• ASSIGNED TASK:
Please count how many lines below contain the word "user" and give nothing but that figure.

-- Opening Marker --

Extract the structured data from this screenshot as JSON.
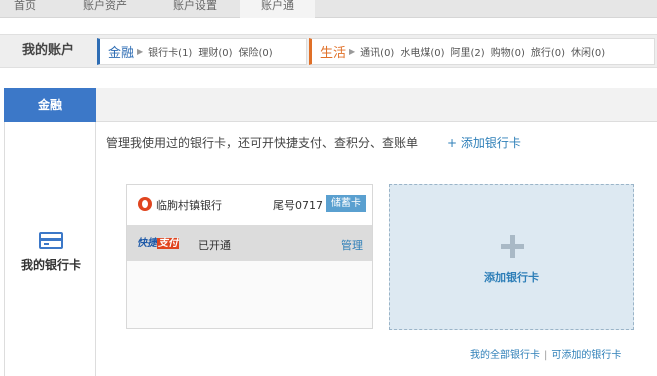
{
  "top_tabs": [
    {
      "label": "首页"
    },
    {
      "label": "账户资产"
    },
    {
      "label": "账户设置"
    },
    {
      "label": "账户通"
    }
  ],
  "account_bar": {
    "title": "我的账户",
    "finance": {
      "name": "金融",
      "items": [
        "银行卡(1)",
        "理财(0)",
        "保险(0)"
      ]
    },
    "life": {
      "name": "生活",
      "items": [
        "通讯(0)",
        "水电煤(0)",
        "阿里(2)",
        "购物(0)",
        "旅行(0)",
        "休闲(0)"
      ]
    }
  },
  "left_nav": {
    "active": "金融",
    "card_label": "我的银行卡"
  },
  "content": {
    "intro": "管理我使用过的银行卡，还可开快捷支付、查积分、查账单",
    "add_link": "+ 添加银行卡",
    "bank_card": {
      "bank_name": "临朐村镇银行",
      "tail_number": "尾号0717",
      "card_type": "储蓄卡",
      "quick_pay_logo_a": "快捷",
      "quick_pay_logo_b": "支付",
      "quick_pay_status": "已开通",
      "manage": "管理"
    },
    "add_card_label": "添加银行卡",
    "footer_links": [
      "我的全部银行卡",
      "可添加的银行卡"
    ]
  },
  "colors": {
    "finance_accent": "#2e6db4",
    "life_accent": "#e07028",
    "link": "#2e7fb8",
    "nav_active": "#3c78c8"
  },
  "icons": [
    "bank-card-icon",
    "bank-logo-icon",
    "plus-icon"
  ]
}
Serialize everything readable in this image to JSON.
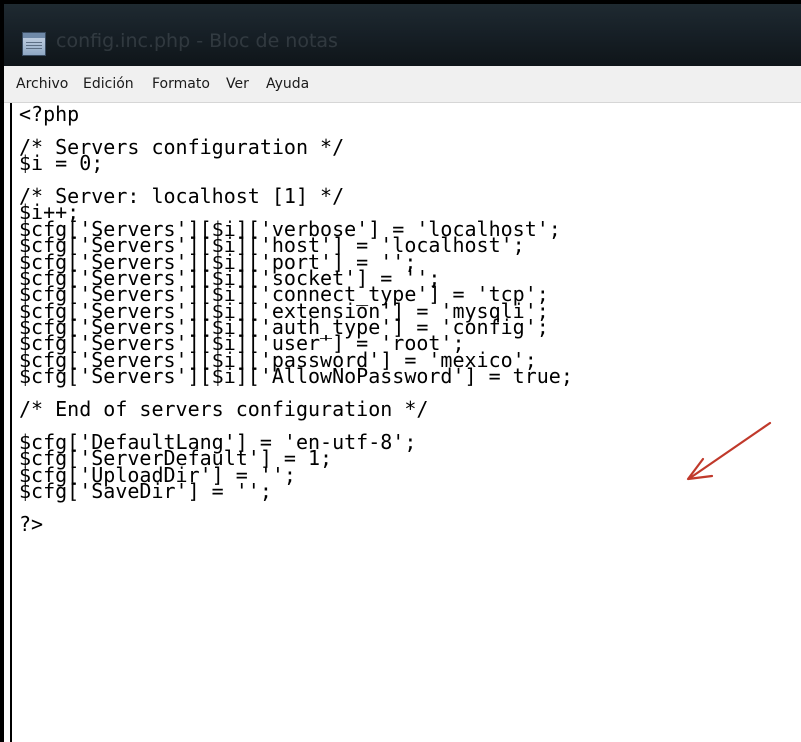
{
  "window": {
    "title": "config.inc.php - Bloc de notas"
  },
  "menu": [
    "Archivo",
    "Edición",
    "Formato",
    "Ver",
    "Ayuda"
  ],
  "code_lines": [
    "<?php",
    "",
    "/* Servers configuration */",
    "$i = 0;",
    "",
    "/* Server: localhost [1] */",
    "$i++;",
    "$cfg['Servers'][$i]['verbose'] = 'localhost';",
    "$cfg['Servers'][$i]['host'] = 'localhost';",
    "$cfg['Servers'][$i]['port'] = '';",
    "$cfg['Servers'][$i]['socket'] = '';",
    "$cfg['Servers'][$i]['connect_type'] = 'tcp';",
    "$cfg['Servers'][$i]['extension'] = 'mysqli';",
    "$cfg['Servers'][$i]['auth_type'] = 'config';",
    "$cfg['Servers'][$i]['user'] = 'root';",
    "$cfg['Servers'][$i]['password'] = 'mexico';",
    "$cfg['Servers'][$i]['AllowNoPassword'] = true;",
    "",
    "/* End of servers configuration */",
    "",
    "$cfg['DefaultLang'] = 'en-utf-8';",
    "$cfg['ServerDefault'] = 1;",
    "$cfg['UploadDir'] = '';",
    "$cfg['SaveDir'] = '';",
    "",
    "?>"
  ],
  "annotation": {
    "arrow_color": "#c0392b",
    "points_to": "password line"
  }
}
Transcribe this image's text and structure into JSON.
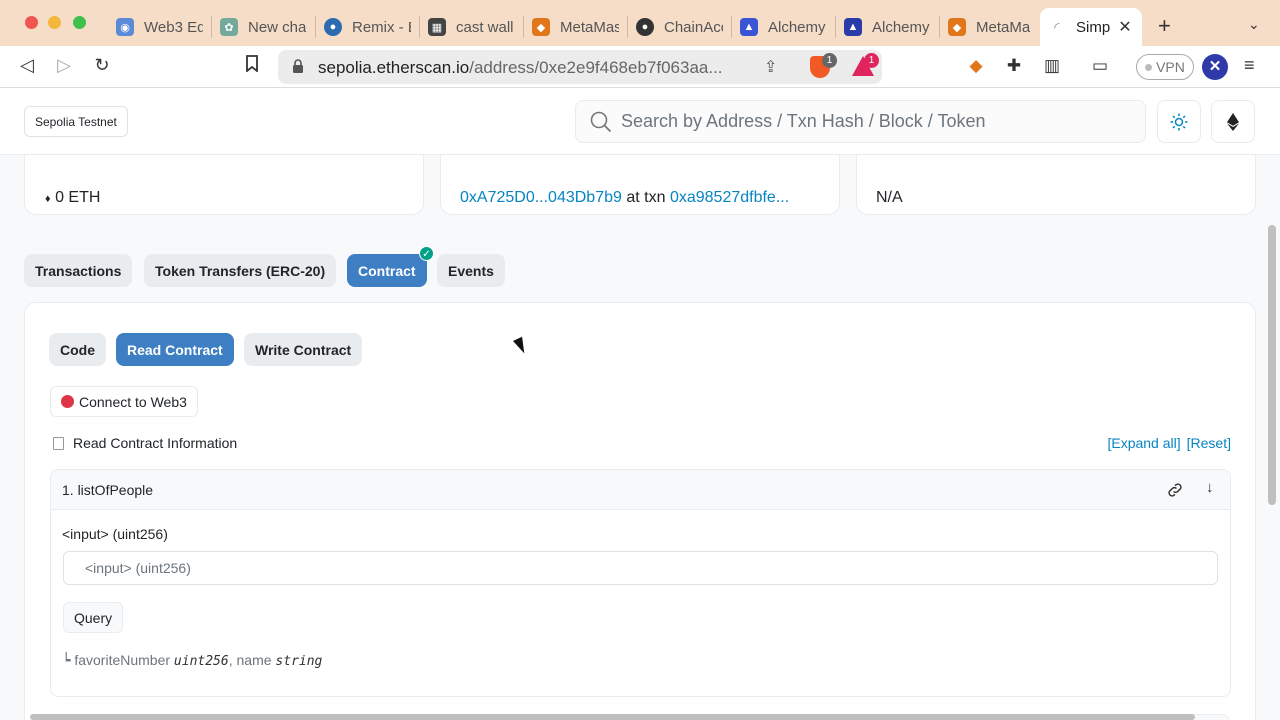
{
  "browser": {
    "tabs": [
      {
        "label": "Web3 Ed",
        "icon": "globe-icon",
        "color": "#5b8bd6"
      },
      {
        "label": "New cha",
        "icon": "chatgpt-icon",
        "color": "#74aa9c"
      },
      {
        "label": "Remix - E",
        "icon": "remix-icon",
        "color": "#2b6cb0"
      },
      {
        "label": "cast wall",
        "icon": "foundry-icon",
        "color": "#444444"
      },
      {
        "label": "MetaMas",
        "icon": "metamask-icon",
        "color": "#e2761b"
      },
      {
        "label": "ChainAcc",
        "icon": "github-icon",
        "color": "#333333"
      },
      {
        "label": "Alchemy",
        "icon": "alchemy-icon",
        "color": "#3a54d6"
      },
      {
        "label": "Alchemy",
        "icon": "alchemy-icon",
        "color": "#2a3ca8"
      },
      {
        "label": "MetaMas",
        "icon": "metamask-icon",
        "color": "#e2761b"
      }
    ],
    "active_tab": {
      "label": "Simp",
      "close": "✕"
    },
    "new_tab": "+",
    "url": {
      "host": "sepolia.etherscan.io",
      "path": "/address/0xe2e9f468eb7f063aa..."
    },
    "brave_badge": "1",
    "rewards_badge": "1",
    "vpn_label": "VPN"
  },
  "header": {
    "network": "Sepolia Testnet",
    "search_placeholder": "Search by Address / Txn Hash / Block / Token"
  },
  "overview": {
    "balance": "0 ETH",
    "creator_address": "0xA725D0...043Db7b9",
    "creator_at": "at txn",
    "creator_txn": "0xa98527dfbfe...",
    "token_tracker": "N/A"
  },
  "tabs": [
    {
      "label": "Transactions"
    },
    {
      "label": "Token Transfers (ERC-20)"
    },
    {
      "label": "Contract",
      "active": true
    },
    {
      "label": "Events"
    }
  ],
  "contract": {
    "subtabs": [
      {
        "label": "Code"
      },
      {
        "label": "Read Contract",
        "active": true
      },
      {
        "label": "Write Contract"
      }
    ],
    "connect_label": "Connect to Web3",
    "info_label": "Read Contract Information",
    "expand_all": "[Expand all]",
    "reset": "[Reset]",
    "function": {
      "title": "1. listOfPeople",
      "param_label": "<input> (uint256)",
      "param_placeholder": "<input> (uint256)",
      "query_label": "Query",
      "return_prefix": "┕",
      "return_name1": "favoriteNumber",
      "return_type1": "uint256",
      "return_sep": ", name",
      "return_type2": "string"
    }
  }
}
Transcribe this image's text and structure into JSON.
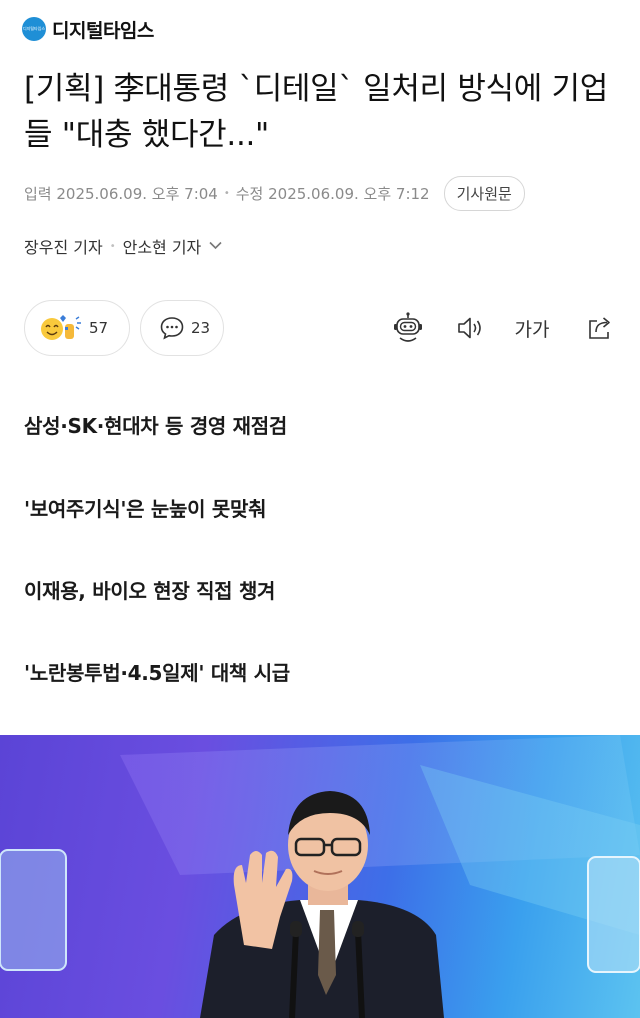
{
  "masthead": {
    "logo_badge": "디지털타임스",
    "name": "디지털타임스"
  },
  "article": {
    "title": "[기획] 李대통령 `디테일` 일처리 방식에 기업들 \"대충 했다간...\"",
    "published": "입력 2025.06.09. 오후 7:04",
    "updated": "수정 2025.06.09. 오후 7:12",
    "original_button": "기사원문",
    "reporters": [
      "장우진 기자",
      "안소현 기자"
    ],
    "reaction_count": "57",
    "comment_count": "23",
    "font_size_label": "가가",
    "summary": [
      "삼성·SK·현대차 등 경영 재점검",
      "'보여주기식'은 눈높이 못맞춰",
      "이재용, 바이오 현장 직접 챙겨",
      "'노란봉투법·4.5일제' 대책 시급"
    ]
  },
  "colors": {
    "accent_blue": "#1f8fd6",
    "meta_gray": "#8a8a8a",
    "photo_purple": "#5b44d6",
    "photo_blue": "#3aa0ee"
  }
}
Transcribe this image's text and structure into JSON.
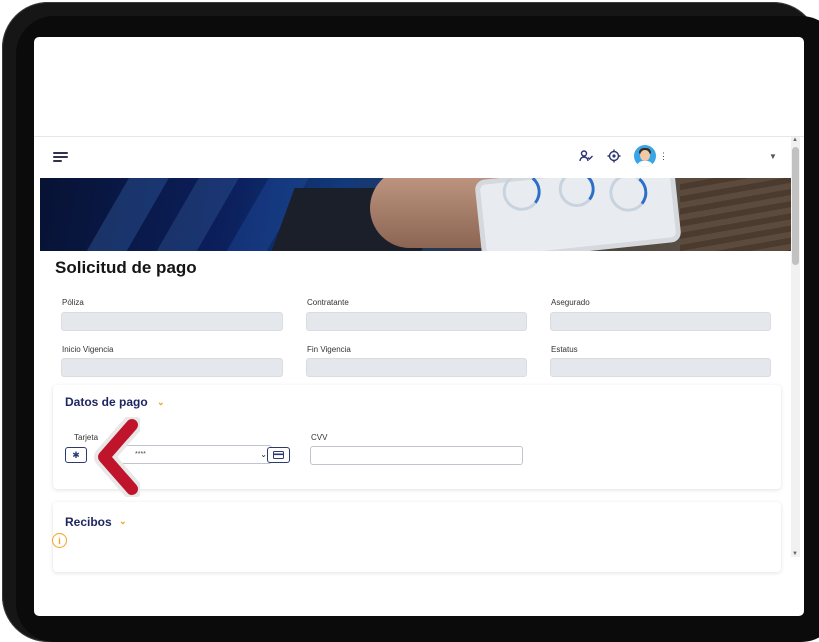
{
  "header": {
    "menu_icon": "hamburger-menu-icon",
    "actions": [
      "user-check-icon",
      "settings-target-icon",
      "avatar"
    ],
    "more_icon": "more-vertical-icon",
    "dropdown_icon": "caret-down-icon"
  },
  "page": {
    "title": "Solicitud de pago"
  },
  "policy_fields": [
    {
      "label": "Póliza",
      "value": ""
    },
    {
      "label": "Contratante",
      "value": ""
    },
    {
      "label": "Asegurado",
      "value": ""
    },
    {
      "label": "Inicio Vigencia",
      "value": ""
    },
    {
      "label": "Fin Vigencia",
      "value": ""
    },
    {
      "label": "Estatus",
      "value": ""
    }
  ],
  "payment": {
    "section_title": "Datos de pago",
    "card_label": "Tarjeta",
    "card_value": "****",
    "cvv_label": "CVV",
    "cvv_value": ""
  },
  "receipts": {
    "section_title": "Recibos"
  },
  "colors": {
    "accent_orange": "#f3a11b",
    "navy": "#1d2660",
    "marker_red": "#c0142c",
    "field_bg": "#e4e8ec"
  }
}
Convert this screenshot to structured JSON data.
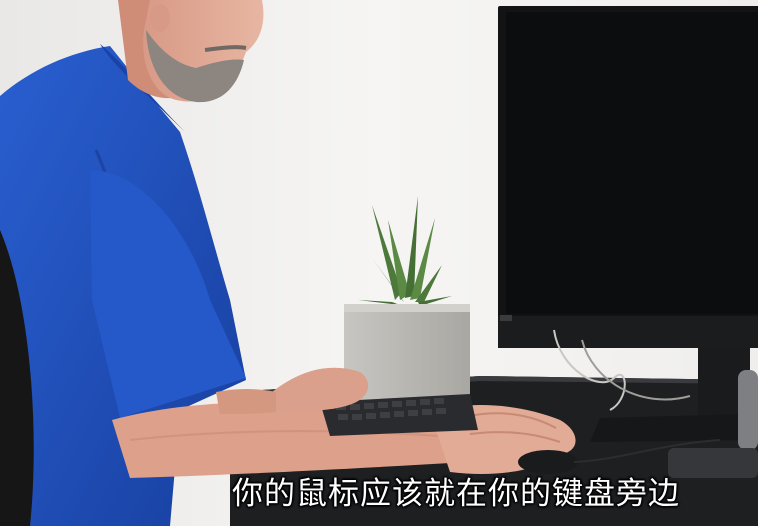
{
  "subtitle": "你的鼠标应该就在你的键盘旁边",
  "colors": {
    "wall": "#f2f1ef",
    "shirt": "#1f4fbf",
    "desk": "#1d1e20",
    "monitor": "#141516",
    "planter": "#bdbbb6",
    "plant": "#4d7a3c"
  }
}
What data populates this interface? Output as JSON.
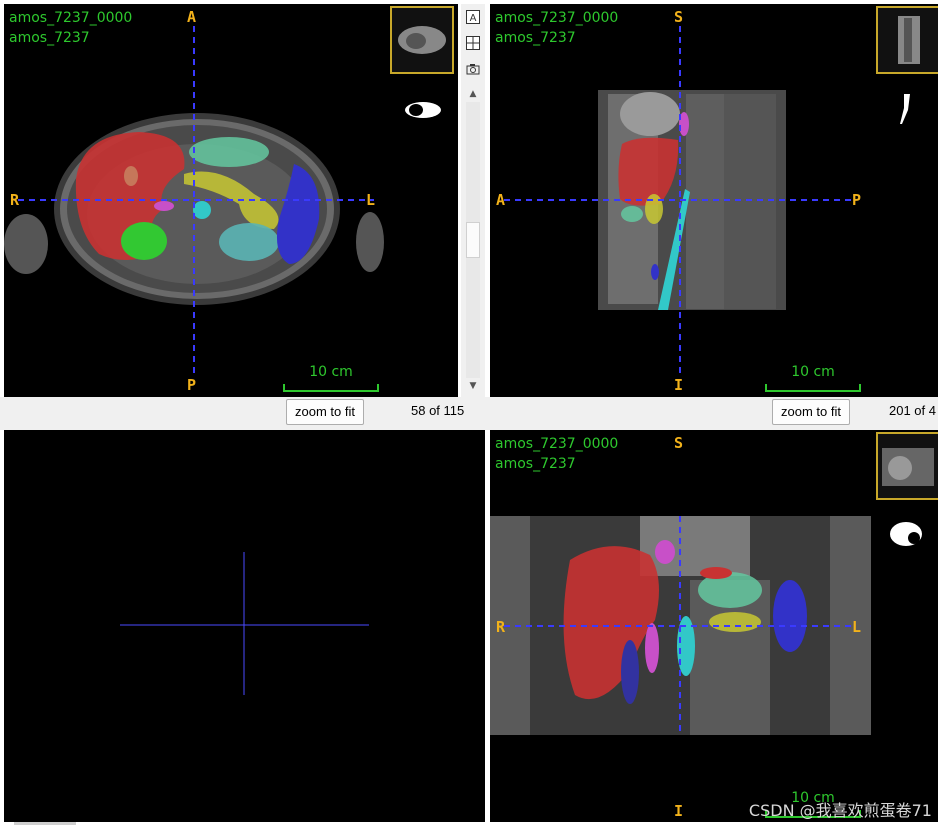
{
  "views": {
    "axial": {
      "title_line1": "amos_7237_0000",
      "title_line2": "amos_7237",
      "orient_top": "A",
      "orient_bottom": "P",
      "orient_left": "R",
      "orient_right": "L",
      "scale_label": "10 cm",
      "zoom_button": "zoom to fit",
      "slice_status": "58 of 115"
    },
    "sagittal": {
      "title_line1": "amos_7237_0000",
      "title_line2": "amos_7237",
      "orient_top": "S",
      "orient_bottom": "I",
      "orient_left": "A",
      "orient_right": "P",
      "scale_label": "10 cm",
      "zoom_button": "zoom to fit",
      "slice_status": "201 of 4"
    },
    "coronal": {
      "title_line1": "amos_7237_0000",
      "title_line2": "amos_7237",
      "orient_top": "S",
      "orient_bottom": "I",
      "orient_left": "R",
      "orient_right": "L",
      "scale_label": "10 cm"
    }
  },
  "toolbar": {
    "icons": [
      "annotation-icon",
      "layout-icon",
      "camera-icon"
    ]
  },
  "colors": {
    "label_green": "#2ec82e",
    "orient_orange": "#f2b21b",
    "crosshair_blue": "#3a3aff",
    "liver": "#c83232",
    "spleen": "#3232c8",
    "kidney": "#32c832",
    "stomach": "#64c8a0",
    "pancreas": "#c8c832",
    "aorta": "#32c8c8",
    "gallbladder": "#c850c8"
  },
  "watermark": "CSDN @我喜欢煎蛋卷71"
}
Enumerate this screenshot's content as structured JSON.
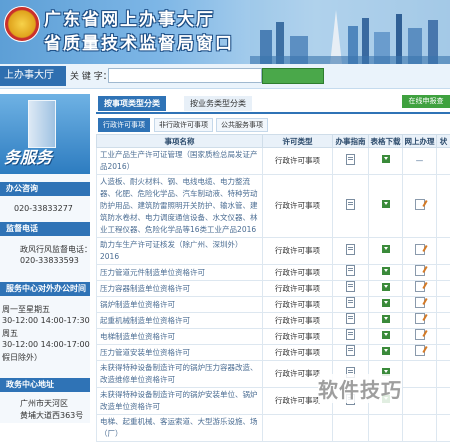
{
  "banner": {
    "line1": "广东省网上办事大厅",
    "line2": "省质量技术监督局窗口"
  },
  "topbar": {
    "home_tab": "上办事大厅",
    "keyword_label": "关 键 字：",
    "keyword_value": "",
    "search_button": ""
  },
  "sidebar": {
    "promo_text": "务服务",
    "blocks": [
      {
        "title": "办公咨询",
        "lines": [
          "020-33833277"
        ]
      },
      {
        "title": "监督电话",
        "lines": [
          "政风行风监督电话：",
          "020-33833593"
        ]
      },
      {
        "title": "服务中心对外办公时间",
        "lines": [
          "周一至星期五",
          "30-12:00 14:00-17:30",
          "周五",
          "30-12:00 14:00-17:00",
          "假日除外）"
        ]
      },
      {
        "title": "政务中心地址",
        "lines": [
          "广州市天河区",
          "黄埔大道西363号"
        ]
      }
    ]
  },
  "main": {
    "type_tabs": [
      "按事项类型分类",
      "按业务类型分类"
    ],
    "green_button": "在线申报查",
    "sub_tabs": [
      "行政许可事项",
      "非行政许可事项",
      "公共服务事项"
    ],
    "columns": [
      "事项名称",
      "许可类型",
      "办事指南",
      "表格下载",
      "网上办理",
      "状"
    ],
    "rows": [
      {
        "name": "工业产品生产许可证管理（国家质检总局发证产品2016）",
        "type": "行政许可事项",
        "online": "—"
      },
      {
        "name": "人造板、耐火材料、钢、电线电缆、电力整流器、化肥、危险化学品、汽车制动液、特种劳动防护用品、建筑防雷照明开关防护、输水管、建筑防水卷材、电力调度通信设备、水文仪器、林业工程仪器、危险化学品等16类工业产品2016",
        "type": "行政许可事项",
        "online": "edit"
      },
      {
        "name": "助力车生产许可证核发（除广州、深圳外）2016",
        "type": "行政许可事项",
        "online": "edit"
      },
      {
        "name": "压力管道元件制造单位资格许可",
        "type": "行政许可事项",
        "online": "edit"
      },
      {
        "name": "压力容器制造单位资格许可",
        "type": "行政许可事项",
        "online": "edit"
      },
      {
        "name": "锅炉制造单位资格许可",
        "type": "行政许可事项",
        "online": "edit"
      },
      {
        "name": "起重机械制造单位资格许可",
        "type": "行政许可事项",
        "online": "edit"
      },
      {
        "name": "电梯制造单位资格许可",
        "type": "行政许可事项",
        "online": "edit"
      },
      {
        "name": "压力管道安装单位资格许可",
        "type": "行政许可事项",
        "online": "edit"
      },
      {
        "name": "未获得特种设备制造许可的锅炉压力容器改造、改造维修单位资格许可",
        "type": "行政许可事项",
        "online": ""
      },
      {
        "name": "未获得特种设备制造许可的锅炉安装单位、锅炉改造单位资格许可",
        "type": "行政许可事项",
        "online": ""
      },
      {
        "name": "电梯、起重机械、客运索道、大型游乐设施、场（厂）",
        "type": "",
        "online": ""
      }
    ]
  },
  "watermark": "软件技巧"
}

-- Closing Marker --

• SOLUTION BELOW:
2